## WORK ORDER
Every record below is to be retyped exactly.

** ENTRIES SUPPLIED follows **

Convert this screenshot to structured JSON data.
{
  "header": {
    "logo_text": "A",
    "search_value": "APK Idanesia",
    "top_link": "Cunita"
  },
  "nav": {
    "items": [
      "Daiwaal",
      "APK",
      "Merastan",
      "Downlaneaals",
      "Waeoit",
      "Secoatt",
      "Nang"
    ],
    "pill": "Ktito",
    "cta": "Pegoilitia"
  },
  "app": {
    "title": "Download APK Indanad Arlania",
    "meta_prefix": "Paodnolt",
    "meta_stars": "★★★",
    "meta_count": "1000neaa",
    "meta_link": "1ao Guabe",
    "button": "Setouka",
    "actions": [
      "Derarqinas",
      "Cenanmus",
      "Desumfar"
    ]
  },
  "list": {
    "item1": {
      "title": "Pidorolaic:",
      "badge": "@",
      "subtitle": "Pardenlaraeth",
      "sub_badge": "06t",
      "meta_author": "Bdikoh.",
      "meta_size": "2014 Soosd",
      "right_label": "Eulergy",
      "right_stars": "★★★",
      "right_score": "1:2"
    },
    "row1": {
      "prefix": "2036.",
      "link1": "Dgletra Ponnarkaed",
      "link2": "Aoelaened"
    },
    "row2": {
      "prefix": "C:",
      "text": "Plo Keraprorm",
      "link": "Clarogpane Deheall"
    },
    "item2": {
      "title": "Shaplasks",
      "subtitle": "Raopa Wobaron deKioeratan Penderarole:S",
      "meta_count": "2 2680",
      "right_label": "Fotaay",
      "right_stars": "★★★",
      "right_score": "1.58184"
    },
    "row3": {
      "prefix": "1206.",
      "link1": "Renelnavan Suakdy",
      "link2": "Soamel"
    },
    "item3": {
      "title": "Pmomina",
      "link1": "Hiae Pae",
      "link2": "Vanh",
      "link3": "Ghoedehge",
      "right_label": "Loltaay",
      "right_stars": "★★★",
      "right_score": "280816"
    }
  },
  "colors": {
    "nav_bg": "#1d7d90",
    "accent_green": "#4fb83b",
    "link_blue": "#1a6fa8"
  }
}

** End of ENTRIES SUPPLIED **

## ANSWER TO THIS PROBLEM
Convert this screenshot to structured JSON data.
{
  "header": {
    "logo_text": "A",
    "search_value": "APK Idanesia",
    "top_link": "Cunita"
  },
  "nav": {
    "items": [
      "Daiwaal",
      "APK",
      "Merastan",
      "Downlaneaals",
      "Waeoit",
      "Secoatt",
      "Nang"
    ],
    "pill": "Ktito",
    "cta": "Pegoilitia"
  },
  "app": {
    "title": "Download APK Indanad Arlania",
    "meta_prefix": "Paodnolt",
    "meta_stars": "★★★",
    "meta_count": "1000neaa",
    "meta_link": "1ao Guabe",
    "button": "Setouka",
    "actions": [
      "Derarqinas",
      "Cenanmus",
      "Desumfar"
    ]
  },
  "list": {
    "item1": {
      "title": "Pidorolaic:",
      "badge": "@",
      "subtitle": "Pardenlaraeth",
      "sub_badge": "06t",
      "meta_author": "Bdikoh.",
      "meta_size": "2014 Soosd",
      "right_label": "Eulergy",
      "right_stars": "★★★",
      "right_score": "1:2"
    },
    "row1": {
      "prefix": "2036.",
      "link1": "Dgletra Ponnarkaed",
      "link2": "Aoelaened"
    },
    "row2": {
      "prefix": "C:",
      "text": "Plo Keraprorm",
      "link": "Clarogpane Deheall"
    },
    "item2": {
      "title": "Shaplasks",
      "subtitle": "Raopa Wobaron deKioeratan Penderarole:S",
      "meta_count": "2 2680",
      "right_label": "Fotaay",
      "right_stars": "★★★",
      "right_score": "1.58184"
    },
    "row3": {
      "prefix": "1206.",
      "link1": "Renelnavan Suakdy",
      "link2": "Soamel"
    },
    "item3": {
      "title": "Pmomina",
      "link1": "Hiae Pae",
      "link2": "Vanh",
      "link3": "Ghoedehge",
      "right_label": "Loltaay",
      "right_stars": "★★★",
      "right_score": "280816"
    }
  },
  "colors": {
    "nav_bg": "#1d7d90",
    "accent_green": "#4fb83b",
    "link_blue": "#1a6fa8"
  }
}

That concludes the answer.